Network Analysis of Freight Diversion and Capacity Issues in Tennessee
The objective of this task is to use the existing intermodal freight GIS network to perform freight diversion and capacity analysis in Tennessee. To date, the network has been populated with terminal delays, throughput times, volumes and risk-related attributes (population within 5 miles, crash and incident rates). All network links in Tennessee will be extracted and the following three analyses performed:
Truck alternate routes: analyze all interstate segments of Tennessee and determine the shortest detour length, parallel routes (if applicable) and identify truck issues with some of the detours (e.g., bridge weight limitations, bridge clearances, accident locations, etc.). Each interstate corridor will be profiled to highlight these issues.
Network vulnerability: model the effects of a long-term infrastructure-disabling event (including bridge failure, rockslide, etc.) as well as deployment of new infrastructure (including bridges, terminals, rail lines and interstates) in Tennessee.

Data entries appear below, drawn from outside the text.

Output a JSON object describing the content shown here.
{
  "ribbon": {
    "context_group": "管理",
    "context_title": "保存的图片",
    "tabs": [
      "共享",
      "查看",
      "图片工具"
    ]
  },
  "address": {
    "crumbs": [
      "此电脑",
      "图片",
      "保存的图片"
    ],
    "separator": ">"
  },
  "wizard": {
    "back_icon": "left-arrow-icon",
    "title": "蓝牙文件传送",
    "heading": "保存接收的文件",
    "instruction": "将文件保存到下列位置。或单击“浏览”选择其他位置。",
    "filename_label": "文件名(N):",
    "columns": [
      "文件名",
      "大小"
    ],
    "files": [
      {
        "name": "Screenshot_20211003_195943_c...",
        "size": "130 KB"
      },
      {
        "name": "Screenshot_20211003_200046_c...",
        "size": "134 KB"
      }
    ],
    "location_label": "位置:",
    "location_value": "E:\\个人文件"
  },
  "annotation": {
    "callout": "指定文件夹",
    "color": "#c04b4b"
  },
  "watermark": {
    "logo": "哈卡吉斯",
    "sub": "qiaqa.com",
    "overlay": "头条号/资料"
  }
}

This work will be performed using a series of case studies to illustrate how the network can assist in answering questions about scenarios such as adding capacity or evaluating options after a major event that disables a key piece of transportation infrastructure.
This will be a joint activity involving faculty and staff from the University of Memphis and Vanderbilt University. The analyses listed above will make extensive use of GIS, TDOT aerial photography, and TDOT databases (geometrics, traffic, accident and confidential rail waybill databases).
Please contact James Dobbins or Mark Abkowitz for more information about this project.